Background: In an effort to address health care spending growth, coordinate care, and improve access to primary care in the Medicaid program, Florida implemented the Statewide Mandatory Managed Care (SMMC) program in May of 2014. Objectives: The objective of this study is to investigate the impact of implementation of mandatory managed care in Medicaid on the preventable emergency department (ED) utilizations, with a focus on racial/ethnic minorities. Research Design: The primary data source is the universe of Florida ED visit and inpatient discharge data from 2010 to 2015, maintained by the Florida Agency for Health Care Administration. We adopt the New York University Billing's ED Classification Algorithm to create measures for preventable ED visits.
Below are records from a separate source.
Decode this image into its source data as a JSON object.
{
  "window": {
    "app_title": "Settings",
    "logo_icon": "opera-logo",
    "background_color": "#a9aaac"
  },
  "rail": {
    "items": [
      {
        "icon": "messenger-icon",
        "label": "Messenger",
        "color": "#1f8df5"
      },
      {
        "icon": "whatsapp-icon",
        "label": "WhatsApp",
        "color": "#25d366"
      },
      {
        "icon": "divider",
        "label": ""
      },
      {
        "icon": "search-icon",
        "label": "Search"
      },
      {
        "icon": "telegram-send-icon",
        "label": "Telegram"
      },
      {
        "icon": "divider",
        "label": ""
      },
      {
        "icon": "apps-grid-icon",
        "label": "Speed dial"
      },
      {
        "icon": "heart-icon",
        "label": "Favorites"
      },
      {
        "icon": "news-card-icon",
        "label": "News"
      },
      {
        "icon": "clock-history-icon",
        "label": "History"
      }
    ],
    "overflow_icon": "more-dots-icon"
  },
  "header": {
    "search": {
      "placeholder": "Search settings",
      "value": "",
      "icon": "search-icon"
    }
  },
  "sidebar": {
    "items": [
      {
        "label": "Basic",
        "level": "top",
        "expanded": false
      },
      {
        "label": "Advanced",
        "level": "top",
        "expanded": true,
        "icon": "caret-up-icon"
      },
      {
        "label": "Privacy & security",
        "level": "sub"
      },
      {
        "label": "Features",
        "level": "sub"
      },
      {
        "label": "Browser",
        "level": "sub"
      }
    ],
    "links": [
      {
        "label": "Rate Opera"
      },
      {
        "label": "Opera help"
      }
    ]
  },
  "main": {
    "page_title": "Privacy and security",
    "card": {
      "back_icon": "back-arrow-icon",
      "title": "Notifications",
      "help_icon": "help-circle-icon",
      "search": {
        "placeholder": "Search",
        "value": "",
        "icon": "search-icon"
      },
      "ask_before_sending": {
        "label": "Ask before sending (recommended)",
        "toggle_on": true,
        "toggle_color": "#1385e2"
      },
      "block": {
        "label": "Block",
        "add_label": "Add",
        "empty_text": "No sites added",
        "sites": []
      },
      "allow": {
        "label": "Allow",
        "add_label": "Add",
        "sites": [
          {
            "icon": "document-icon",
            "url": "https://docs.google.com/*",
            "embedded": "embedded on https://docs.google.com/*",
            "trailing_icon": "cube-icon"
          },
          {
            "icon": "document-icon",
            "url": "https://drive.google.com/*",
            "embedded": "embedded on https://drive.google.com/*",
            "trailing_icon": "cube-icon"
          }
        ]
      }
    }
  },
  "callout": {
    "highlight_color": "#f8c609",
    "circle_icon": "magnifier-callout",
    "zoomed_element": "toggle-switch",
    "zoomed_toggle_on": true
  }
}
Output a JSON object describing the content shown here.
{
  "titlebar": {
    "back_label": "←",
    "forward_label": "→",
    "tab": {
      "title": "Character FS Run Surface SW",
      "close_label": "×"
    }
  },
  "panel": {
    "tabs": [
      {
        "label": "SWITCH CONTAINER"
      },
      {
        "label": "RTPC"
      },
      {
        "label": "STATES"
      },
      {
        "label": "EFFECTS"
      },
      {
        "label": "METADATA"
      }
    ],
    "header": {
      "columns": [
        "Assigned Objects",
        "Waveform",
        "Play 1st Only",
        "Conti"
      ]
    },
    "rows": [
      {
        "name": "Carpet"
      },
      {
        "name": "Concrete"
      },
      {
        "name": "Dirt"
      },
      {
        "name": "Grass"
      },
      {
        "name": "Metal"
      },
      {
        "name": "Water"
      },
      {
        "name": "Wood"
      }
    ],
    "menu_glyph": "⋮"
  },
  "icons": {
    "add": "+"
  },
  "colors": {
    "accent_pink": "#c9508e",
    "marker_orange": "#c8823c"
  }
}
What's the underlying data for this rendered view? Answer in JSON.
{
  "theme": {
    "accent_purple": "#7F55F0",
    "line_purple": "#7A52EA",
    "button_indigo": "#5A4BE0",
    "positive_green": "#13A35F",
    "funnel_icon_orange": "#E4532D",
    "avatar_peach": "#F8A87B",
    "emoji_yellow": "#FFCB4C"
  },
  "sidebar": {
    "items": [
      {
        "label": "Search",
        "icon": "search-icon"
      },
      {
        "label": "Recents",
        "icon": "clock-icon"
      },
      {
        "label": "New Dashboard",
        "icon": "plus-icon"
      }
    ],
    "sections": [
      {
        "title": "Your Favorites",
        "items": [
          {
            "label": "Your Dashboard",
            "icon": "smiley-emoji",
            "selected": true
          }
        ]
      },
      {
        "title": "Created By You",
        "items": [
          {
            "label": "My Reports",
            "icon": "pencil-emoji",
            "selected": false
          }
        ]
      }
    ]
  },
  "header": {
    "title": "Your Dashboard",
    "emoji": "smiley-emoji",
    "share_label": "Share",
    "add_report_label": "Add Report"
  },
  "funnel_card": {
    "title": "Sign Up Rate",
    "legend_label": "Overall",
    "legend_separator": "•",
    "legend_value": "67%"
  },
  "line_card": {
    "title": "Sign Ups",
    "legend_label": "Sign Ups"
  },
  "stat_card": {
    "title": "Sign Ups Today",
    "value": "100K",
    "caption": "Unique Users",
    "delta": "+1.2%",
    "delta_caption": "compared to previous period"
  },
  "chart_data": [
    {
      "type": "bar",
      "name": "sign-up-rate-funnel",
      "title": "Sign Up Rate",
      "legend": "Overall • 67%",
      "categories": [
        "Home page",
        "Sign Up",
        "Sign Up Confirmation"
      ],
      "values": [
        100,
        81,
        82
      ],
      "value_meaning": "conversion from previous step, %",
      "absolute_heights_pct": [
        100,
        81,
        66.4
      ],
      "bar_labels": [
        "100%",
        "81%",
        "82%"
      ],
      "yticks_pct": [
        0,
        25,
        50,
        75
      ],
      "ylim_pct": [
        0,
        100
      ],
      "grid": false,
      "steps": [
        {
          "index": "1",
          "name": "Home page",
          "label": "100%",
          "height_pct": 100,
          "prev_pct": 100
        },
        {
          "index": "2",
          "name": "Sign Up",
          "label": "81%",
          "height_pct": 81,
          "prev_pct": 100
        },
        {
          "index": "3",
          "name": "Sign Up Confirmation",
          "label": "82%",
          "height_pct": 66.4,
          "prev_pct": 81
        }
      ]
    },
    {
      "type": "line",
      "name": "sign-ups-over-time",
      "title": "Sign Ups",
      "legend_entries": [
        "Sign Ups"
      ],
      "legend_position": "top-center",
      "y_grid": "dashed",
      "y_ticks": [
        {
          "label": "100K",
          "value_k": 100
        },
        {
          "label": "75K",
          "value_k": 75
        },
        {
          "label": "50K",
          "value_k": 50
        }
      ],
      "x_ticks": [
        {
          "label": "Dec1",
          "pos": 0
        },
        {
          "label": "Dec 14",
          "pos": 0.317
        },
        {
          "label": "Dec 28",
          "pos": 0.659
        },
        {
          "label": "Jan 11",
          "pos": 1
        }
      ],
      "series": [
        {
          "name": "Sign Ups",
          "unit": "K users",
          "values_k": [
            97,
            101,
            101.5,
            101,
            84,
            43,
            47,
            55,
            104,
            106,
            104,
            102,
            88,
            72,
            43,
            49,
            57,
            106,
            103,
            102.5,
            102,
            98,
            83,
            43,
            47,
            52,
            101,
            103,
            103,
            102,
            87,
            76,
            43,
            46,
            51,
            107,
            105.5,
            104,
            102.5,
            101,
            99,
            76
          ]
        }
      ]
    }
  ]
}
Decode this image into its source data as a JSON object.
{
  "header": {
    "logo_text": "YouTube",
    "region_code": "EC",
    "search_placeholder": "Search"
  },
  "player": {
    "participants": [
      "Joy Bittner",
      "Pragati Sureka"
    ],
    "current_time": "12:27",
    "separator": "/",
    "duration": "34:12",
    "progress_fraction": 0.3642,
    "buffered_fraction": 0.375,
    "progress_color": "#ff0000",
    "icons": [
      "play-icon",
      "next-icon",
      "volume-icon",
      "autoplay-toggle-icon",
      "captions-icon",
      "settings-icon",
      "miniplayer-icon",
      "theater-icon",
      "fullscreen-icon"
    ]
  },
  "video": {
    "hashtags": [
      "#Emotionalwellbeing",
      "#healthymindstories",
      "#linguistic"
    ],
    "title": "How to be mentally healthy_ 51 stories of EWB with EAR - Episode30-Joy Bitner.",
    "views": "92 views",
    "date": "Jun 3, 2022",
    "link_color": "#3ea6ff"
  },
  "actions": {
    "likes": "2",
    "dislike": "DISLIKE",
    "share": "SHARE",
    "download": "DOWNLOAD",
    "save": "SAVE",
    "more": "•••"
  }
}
Using difference-in-differences estimation, we examine preventable ED visits for Florida residents aged 18-64 with a primary payer of Medicaid (treatment group) and private health insurance (control group) pre-SMMC and post-SMMC reform. Results: Our findings show that SMMC is statistically significantly associated with more reductions in preventable ED visits among non-Hispanic African American (incidence rate ratio=0.81; 95% confidence interval, 0.70-0.94) and Hispanic (incidence rate ratio=0.72; 95% CI, 0.60-0.87) Medicaid enrollees relative to their white counterparts. We also find significant reduction of racial/ethnic disparities only in counties with above median preimplementation Medicaid managed care penetration rate. Conclusions: Our findings suggest that implementation of Medicaid mandatory managed care in Florida is associated with reduced racial/ethnic disparities in preventable ED visits.
- Medicaid managed care
- billings ED classification algorithm
- preventable ED visits
- racial and ethnic disparity
ASJC Scopus subject areas
- Public Health, Environmental and Occupational Health